Exercise prompt: When you write out the listing, keep each word exactly as it stands but include none of its images.

Source data:
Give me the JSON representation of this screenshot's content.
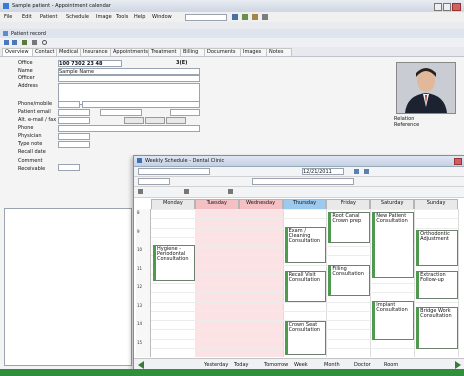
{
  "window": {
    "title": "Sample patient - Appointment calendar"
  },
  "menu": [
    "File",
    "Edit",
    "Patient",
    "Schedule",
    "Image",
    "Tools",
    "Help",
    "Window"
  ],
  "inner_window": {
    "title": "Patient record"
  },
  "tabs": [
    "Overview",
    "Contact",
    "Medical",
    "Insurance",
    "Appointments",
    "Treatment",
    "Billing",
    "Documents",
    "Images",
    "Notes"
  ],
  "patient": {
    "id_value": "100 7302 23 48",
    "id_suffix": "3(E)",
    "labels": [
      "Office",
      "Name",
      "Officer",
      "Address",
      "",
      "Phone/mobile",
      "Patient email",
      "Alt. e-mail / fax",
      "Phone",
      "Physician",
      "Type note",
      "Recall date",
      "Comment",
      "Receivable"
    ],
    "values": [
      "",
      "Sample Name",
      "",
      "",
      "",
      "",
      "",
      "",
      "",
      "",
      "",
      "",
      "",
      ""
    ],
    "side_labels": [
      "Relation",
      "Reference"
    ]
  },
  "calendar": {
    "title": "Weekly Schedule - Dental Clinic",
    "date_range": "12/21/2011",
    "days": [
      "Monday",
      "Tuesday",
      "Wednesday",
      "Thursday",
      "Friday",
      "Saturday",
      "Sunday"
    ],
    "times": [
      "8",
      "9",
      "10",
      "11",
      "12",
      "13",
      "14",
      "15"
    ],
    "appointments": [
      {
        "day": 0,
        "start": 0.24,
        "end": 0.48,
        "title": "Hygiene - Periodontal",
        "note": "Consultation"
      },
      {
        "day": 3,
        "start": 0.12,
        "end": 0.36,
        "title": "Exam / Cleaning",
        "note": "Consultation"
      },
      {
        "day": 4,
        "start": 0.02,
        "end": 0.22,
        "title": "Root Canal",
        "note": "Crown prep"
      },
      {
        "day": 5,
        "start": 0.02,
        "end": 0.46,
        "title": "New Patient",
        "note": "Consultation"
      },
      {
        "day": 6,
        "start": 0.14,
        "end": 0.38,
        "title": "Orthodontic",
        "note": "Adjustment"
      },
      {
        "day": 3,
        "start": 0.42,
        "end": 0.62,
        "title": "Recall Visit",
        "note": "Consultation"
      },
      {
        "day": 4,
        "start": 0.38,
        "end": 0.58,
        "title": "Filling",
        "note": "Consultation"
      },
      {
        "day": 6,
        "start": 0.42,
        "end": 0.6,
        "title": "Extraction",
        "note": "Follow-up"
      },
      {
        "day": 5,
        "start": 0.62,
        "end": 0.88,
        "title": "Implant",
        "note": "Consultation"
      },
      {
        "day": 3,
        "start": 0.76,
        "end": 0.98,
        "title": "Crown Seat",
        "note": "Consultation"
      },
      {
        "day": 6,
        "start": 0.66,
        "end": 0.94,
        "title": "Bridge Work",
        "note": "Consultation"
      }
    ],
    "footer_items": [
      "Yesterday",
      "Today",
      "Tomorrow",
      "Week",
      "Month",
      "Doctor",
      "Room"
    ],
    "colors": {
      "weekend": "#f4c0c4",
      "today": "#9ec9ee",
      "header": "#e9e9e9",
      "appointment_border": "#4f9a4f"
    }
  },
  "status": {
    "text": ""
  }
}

Output:
Give me the JSON representation of this screenshot's content.
{
  "window": {
    "title": "Sample patient - Appointment calendar"
  },
  "menu": [
    "File",
    "Edit",
    "Patient",
    "Schedule",
    "Image",
    "Tools",
    "Help",
    "Window"
  ],
  "inner_window": {
    "title": "Patient record"
  },
  "tabs": [
    "Overview",
    "Contact",
    "Medical",
    "Insurance",
    "Appointments",
    "Treatment",
    "Billing",
    "Documents",
    "Images",
    "Notes"
  ],
  "patient": {
    "id_value": "100 7302 23 48",
    "id_suffix": "3(E)",
    "labels": [
      "Office",
      "Name",
      "Officer",
      "Address",
      "",
      "Phone/mobile",
      "Patient email",
      "Alt. e-mail / fax",
      "Phone",
      "Physician",
      "Type note",
      "Recall date",
      "Comment",
      "Receivable"
    ],
    "values": [
      "",
      "Sample Name",
      "",
      "",
      "",
      "",
      "",
      "",
      "",
      "",
      "",
      "",
      "",
      ""
    ],
    "side_labels": [
      "Relation",
      "Reference"
    ]
  },
  "calendar": {
    "title": "Weekly Schedule - Dental Clinic",
    "date_range": "12/21/2011",
    "days": [
      "Monday",
      "Tuesday",
      "Wednesday",
      "Thursday",
      "Friday",
      "Saturday",
      "Sunday"
    ],
    "times": [
      "8",
      "9",
      "10",
      "11",
      "12",
      "13",
      "14",
      "15"
    ],
    "appointments": [
      {
        "day": 0,
        "start": 0.24,
        "end": 0.48,
        "title": "Hygiene - Periodontal",
        "note": "Consultation"
      },
      {
        "day": 3,
        "start": 0.12,
        "end": 0.36,
        "title": "Exam / Cleaning",
        "note": "Consultation"
      },
      {
        "day": 4,
        "start": 0.02,
        "end": 0.22,
        "title": "Root Canal",
        "note": "Crown prep"
      },
      {
        "day": 5,
        "start": 0.02,
        "end": 0.46,
        "title": "New Patient",
        "note": "Consultation"
      },
      {
        "day": 6,
        "start": 0.14,
        "end": 0.38,
        "title": "Orthodontic",
        "note": "Adjustment"
      },
      {
        "day": 3,
        "start": 0.42,
        "end": 0.62,
        "title": "Recall Visit",
        "note": "Consultation"
      },
      {
        "day": 4,
        "start": 0.38,
        "end": 0.58,
        "title": "Filling",
        "note": "Consultation"
      },
      {
        "day": 6,
        "start": 0.42,
        "end": 0.6,
        "title": "Extraction",
        "note": "Follow-up"
      },
      {
        "day": 5,
        "start": 0.62,
        "end": 0.88,
        "title": "Implant",
        "note": "Consultation"
      },
      {
        "day": 3,
        "start": 0.76,
        "end": 0.98,
        "title": "Crown Seat",
        "note": "Consultation"
      },
      {
        "day": 6,
        "start": 0.66,
        "end": 0.94,
        "title": "Bridge Work",
        "note": "Consultation"
      }
    ],
    "footer_items": [
      "Yesterday",
      "Today",
      "Tomorrow",
      "Week",
      "Month",
      "Doctor",
      "Room"
    ],
    "colors": {
      "weekend": "#f4c0c4",
      "today": "#9ec9ee",
      "header": "#e9e9e9",
      "appointment_border": "#4f9a4f"
    }
  },
  "status": {
    "text": ""
  }
}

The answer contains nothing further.